### Exercise instructions
Look through the records that follow. Copy every line containing the word "this".

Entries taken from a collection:
Segment Open

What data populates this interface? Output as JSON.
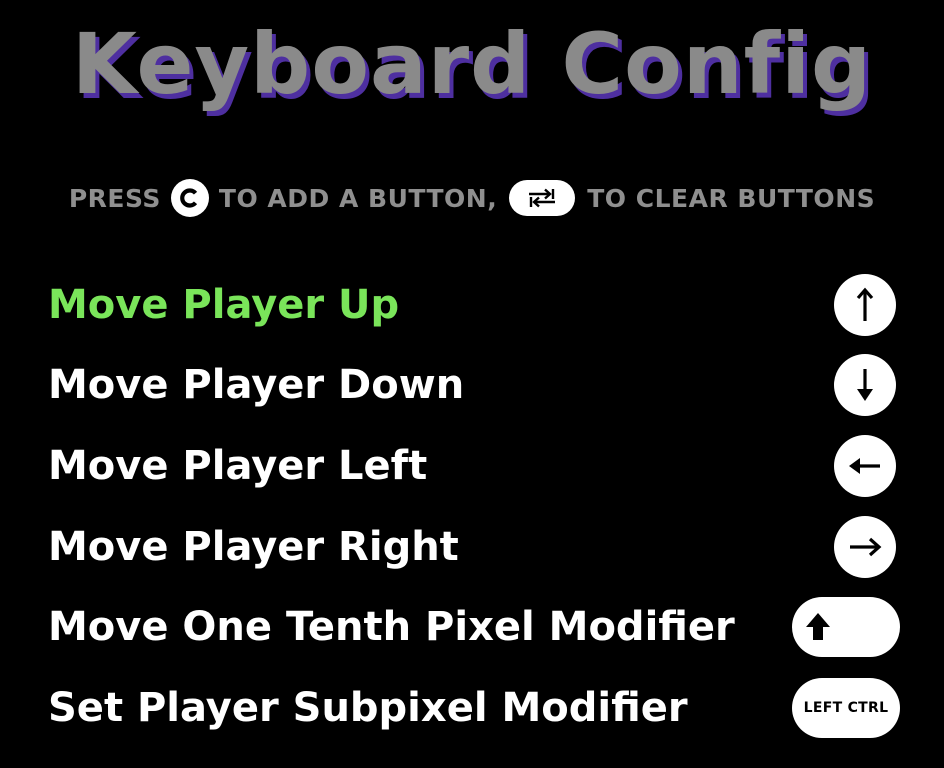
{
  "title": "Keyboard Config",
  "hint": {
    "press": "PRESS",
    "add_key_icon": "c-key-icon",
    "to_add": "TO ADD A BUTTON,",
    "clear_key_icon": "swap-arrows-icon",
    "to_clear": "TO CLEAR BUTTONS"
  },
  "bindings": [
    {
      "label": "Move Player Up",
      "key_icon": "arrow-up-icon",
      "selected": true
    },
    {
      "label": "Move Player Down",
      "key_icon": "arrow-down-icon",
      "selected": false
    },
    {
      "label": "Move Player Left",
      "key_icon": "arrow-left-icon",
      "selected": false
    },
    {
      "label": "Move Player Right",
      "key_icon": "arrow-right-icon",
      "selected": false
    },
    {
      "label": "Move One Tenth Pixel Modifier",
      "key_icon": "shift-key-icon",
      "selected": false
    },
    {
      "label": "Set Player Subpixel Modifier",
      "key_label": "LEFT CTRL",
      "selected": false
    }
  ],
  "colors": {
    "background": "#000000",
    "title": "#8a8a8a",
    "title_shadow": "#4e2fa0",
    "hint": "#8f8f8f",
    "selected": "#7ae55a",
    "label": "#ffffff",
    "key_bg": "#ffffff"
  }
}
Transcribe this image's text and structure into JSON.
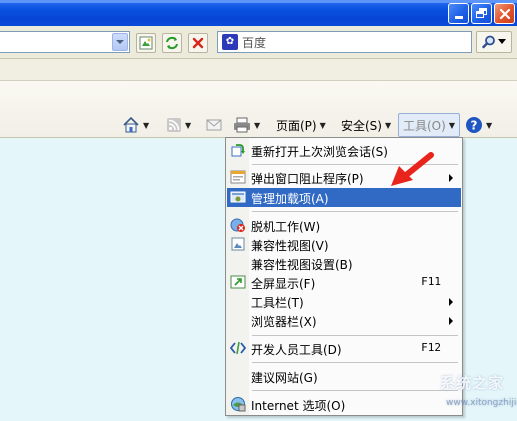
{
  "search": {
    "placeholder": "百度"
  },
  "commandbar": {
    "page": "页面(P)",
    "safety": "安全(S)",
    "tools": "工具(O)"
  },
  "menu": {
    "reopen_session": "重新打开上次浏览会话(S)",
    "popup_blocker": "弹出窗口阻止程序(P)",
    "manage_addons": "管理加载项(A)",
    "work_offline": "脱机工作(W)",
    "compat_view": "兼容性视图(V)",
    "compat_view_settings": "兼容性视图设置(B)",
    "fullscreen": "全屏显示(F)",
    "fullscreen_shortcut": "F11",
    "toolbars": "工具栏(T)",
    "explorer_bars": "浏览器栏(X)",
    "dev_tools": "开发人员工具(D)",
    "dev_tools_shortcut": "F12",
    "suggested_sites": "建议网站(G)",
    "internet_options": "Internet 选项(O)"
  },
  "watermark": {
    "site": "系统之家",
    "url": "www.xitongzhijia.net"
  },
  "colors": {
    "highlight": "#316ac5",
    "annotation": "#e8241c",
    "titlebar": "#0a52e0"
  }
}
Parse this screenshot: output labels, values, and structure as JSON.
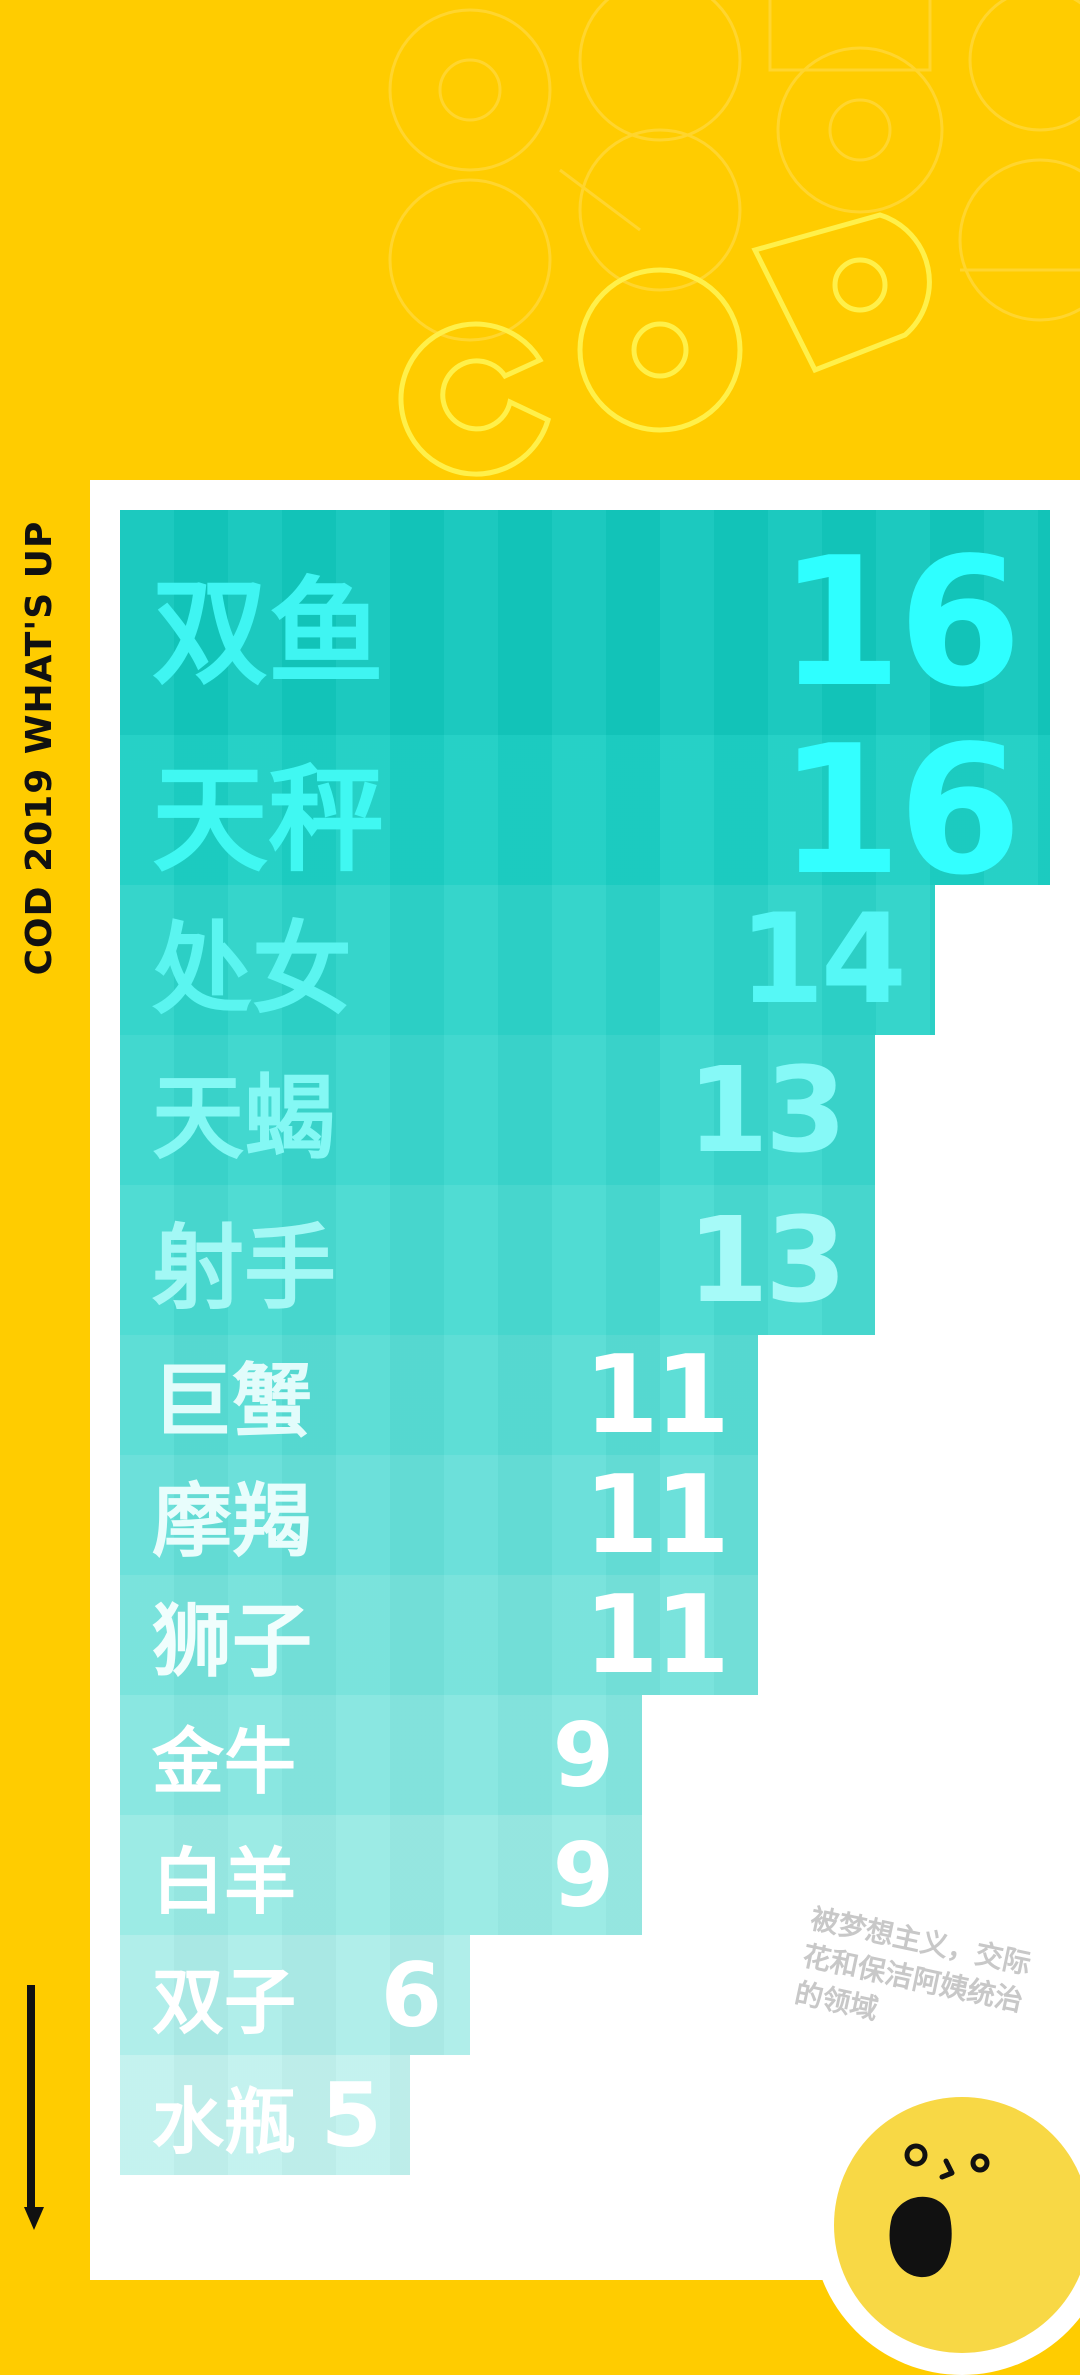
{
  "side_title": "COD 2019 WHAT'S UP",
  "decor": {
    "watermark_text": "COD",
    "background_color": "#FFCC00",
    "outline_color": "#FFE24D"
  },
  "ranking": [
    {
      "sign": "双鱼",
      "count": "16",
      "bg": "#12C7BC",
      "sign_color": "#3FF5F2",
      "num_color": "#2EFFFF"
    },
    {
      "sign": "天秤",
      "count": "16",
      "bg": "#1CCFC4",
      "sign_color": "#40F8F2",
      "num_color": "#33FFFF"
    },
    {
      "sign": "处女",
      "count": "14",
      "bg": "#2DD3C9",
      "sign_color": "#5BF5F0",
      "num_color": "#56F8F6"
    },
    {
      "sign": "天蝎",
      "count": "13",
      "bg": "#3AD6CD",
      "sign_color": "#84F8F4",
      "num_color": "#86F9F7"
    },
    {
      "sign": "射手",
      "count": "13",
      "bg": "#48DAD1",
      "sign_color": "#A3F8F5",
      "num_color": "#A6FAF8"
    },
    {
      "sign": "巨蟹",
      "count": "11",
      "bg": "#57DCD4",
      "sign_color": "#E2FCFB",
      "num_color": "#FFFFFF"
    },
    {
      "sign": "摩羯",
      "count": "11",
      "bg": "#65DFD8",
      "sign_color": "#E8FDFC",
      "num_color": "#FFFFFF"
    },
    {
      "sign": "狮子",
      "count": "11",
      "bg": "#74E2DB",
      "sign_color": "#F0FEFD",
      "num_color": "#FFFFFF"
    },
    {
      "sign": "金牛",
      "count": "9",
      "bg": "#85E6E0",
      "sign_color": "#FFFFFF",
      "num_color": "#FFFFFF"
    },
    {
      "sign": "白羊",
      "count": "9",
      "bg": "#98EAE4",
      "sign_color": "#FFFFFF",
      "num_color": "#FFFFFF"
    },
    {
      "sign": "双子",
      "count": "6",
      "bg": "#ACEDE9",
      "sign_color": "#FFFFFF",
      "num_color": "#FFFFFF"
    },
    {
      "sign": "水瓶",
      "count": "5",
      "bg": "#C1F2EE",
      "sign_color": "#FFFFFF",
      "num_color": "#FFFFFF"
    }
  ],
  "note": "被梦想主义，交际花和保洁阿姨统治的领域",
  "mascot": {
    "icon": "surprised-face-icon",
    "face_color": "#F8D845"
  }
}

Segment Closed

### Result
What data populates this interface? Output as JSON.
Transcribe this image's text and structure into JSON.
Parse this screenshot: output labels, values, and structure as JSON.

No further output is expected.